◆ **Work to complete**:
Wherever "Potato" occurs in the entries, copy the line that holds it.

Collected data entries:
----
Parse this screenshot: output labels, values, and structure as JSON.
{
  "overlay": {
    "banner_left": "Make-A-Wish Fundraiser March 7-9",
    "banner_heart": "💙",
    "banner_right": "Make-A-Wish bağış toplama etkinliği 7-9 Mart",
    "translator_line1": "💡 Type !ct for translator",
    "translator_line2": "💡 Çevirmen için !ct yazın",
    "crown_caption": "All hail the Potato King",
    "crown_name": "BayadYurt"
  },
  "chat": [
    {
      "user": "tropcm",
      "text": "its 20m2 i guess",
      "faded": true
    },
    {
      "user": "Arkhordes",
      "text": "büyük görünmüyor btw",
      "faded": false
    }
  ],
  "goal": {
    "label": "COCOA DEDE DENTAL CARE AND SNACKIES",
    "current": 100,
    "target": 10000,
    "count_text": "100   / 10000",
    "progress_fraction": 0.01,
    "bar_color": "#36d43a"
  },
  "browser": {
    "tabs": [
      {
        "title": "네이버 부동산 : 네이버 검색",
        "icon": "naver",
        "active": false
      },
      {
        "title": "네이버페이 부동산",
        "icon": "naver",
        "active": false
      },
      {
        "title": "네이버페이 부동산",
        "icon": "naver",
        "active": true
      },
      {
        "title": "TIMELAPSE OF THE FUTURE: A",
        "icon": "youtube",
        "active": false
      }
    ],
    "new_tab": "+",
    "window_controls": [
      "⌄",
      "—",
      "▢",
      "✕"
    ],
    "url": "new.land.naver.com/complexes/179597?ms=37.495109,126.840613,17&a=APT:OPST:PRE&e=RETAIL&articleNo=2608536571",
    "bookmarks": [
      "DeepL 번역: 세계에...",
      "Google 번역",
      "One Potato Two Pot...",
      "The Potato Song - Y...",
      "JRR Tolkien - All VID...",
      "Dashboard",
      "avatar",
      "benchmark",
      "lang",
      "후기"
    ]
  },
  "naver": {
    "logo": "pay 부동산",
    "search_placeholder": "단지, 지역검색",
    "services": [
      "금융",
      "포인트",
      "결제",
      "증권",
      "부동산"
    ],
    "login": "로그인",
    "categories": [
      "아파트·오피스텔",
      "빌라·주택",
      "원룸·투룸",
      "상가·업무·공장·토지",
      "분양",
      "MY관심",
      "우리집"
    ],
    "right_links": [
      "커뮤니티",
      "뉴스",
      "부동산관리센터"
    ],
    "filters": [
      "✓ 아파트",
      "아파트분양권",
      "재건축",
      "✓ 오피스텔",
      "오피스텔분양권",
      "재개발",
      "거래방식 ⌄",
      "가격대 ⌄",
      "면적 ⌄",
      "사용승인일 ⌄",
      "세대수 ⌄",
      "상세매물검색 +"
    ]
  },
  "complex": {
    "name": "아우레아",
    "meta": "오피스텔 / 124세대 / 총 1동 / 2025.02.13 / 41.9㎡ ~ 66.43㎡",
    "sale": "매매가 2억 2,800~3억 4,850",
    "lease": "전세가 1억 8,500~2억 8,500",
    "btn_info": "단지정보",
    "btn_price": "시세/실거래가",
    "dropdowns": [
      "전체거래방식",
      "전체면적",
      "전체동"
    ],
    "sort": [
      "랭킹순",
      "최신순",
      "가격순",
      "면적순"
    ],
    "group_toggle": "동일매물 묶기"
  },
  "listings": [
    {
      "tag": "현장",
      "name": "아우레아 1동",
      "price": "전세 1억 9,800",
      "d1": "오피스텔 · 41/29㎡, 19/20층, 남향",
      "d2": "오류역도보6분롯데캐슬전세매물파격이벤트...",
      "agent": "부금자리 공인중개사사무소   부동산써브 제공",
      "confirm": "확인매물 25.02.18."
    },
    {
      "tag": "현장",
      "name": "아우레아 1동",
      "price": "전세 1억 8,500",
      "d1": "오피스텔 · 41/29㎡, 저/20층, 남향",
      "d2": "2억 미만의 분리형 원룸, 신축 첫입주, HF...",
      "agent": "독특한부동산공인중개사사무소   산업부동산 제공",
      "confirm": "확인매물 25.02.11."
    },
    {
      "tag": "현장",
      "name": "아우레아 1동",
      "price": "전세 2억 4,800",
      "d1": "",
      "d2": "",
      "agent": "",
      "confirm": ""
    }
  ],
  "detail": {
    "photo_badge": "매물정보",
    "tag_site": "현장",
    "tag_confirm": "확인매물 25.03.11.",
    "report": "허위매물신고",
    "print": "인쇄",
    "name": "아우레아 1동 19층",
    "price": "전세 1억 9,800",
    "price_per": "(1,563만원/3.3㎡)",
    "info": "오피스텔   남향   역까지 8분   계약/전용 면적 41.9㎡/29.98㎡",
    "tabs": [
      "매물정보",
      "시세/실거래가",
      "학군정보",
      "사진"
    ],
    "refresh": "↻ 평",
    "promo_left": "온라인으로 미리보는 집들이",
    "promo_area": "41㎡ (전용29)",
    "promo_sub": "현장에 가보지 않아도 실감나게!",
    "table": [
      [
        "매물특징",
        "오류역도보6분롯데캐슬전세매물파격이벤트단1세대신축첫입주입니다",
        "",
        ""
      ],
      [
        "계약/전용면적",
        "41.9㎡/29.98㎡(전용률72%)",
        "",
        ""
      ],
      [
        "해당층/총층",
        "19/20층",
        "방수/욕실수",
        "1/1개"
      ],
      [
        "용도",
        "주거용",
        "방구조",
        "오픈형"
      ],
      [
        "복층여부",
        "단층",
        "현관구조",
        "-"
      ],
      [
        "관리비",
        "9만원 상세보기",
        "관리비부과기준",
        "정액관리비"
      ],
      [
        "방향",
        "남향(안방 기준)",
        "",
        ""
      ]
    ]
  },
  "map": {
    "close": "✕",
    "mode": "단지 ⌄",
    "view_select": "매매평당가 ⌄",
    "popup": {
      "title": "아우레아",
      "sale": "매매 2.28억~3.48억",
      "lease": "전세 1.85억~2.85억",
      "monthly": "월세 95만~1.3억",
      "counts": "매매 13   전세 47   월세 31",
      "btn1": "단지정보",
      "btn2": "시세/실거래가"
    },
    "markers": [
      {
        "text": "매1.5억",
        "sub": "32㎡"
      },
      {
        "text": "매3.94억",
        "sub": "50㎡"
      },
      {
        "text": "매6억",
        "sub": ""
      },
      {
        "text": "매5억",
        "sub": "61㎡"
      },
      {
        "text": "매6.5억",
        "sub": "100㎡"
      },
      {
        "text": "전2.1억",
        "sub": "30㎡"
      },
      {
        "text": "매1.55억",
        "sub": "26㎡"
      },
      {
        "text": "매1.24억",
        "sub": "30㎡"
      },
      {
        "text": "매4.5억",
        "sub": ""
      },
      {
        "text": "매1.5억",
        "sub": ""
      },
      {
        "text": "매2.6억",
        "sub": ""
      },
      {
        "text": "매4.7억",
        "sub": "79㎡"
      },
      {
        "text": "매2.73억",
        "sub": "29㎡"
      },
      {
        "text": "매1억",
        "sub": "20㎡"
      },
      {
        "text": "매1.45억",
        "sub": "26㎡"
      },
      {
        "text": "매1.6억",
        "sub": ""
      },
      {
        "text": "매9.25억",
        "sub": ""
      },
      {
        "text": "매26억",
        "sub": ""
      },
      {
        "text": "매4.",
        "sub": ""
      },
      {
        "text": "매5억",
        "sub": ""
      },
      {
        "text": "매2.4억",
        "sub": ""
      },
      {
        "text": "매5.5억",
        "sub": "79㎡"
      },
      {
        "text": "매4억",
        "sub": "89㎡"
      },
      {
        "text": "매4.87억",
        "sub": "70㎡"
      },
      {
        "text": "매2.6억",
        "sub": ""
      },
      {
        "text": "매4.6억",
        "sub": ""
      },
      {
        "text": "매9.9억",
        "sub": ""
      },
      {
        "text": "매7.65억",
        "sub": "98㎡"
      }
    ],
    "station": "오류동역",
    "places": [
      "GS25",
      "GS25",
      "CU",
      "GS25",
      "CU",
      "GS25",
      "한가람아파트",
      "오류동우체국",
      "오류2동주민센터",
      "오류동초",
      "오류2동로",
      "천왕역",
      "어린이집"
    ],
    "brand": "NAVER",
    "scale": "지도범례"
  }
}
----
◆ **Written response**:
    "crown_caption": "All hail the Potato King",
      "One Potato Two Pot...",
      "The Potato Song - Y...",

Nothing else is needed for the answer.